Stocks fell sharply Monday as a trade war between the world's largest economies intensified with China retaliating against President Donald Trump's latest move.
The Dow Jones Industrial Average plunged 767.27 points, or 2.9%, to close at 25,717.74 and dropped as much as 961.63 points at one point. The S&P 500 dropped nearly 3% to 2,844.74. The Nasdaq Composite lagged, falling 3.5% to 7,726.04. It was the worst percentage drop for all three indexes this year. The S&P 500 is now more than 6% below its record hit only last month.
The Nasdaq fell for a sixth straight session, its longest losing streak since late 2016. The S&P 500 also posted a six-day losing streak. The Dow declined for a fifth straight day. The move continues a sell-off that began last week when President Donald Trump ordered new tariffs on the rest of Chinese goods and the Federal Reserve failed to signal it would be as aggressive as the market hoped in backstopping the economic slowdown.
Apple led the decline in stocks that have the most to lose from the new round of tariffs, losing 5.2%. The SPDR S&P Retail ETF (XRT) closed 2.2% lower as the new tariffs will hit items apparel, electronics and toys. Nike dropped 2.7%. Macy's and Best Buy pulled back 3.1% and 3.5%, respectively.

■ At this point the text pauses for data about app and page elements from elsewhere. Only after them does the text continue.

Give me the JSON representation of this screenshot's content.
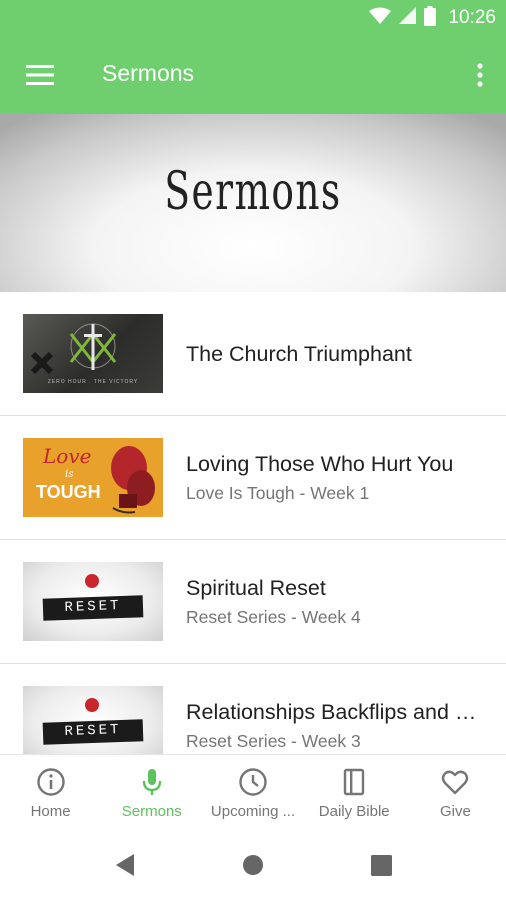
{
  "status_bar": {
    "time": "10:26",
    "icons": [
      "wifi-icon",
      "cell-signal-icon",
      "battery-icon"
    ]
  },
  "app_bar": {
    "title": "Sermons",
    "menu_icon": "hamburger-menu-icon",
    "overflow_icon": "more-vert-icon",
    "color": "#6fcf6f"
  },
  "banner": {
    "title": "Sermons"
  },
  "sermons": [
    {
      "title": "The Church Triumphant",
      "subtitle": "",
      "thumb_icon": "cross-icon",
      "thumb_caption": "ZERO HOUR . THE VICTORY"
    },
    {
      "title": "Loving Those Who Hurt You",
      "subtitle": "Love Is Tough - Week 1",
      "thumb_line1": "Love",
      "thumb_line2": "is",
      "thumb_line3": "TOUGH"
    },
    {
      "title": "Spiritual Reset",
      "subtitle": "Reset Series - Week 4",
      "thumb_text": "RESET"
    },
    {
      "title": "Relationships Backflips and Belly Flops",
      "subtitle": "Reset Series - Week 3",
      "thumb_text": "RESET"
    }
  ],
  "bottom_nav": {
    "active_color": "#5cc25c",
    "items": [
      {
        "label": "Home",
        "icon": "info-icon"
      },
      {
        "label": "Sermons",
        "icon": "microphone-icon"
      },
      {
        "label": "Upcoming ...",
        "icon": "clock-icon"
      },
      {
        "label": "Daily Bible",
        "icon": "book-icon"
      },
      {
        "label": "Give",
        "icon": "heart-icon"
      }
    ]
  },
  "system_nav": [
    "back-icon",
    "home-icon",
    "recents-icon"
  ]
}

FedEx dropped 4%. Caterpillar and Boeing dropped 2.3% and 2.5%, respectively. Semiconductor stocks such as Micron Technology, Skyworks Solutions and Advanced Micro Devices fell at least 4.4%.
"Now we have a trade situation that is going off the rails as the side effects multiply due to the ramping up of the use of tariffs and we are only further apart from any resolution with the Chinese," said Peter Boockvar, chief investment officer at Bleakley Advisory Group. "The policy of using tariffs as a tool to address our legitimate beefs with the Chinese has failed miserably."
China, which has historically controlled its currency, the yuan, allowed it to fall to its lowest level on Monday against the dollar in more than a decade. The onshore yuan broke above 7 per U.S. dollar and traded around 7.05.
Trump later accused China of manipulating its currency, saying in a tweet: "This is a major violation which will greatly weaken China over time."
China "appears to have decided that, given the increasingly dim prospects of a trade deal with the US, the boost to China's export sector from currency depreciation is worth attracting the ire of the Trump," Julian Evans-Pritchard, senior China economist at Capital Economics, wrote in a note. "The fact that they have now stopped defending 7.00 against the dollar suggests that they have all but abandoned hopes for a trade deal with the US."
Along with the currency move, China retaliated by suspending the purchases of U.S. agricultural products and threatened to slap tariffs on the farm goods purchased after Aug. 3, according to state media and other reports.
Trump announced last week the U.S. would impose a 10% tariff on $300 billion worth of Chinese imports. The tariff will take effect on Sept. 1. Trump's announcement came after Chinese and U.S. officials discussed trade earlier last week as the two countries tried to restart talks.
That tariff would target retail, along with other consumer goods from companies like Apple. The tech giant told U.S. Trade Representative Robert Lighthizer in a June letter that tariffs on this tranche of goods would hit "all of Apple's major products," hindering the company's contributing to the economy.
The news pushed the S&P 500 to its worst weekly performance of the year, with the S&P 500 dropping 3.1%.
Investors rushed to traditional safe havens like Treasurys and gold on Monday amid the uncertainty. The benchmark 10-year Treasury yield fell to 1.74% and reached its lowest level since November 2016. Gold futures for December delivery gained 1.3% to settle at $1,476.50 per ounce.
The Cboe Volatility Index (VIX), widely considered to be the best fear gauge in the market, jumped 36% to above 23.
—CNBC's Eustance Huang and Silvia Amaro contributed to this report.